_EXERCISE MATERIAL_.
Start of Block
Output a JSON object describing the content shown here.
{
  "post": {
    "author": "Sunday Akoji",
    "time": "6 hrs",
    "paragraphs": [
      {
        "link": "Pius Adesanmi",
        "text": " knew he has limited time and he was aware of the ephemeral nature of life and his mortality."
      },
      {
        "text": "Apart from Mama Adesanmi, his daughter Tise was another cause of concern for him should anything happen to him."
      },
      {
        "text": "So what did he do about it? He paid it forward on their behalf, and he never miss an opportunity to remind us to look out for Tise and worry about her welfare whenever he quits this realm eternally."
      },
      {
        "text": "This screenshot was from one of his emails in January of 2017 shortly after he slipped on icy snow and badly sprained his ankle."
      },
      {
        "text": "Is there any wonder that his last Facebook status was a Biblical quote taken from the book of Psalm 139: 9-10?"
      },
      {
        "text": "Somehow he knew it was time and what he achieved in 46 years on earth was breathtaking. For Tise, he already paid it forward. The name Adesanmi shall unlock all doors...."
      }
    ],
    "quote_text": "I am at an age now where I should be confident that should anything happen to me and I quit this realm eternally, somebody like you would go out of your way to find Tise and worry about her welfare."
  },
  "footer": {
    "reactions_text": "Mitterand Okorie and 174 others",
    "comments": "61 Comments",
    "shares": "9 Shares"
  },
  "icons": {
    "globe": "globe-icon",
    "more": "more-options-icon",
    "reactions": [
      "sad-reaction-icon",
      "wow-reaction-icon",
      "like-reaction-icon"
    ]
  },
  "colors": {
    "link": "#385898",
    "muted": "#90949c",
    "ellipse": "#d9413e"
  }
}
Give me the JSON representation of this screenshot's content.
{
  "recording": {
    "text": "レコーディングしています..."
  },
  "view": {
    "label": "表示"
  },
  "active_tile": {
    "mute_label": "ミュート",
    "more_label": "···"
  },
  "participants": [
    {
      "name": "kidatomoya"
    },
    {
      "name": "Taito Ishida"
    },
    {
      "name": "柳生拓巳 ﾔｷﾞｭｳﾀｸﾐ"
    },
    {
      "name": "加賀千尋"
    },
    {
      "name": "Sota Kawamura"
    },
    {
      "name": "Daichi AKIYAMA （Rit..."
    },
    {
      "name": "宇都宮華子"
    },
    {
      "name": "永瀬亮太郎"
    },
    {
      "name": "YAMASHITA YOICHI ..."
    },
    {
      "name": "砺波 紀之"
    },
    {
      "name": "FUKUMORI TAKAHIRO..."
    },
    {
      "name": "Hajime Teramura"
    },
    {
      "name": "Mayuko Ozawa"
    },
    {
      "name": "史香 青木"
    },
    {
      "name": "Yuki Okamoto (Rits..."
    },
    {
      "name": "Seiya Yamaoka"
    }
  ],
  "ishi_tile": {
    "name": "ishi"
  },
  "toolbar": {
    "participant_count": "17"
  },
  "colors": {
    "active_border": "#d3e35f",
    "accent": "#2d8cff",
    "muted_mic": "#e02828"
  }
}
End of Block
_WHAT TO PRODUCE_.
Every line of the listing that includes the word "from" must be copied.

_ANSWER TO THE PROBLEM_.
        "text": "Apart from Mama Adesanmi, his daughter Tise was another cause of concern for him should anything happen to him."
        "text": "This screenshot was from one of his emails in January of 2017 shortly after he slipped on icy snow and badly sprained his ankle."
        "text": "Is there any wonder that his last Facebook status was a Biblical quote taken from the book of Psalm 139: 9-10?"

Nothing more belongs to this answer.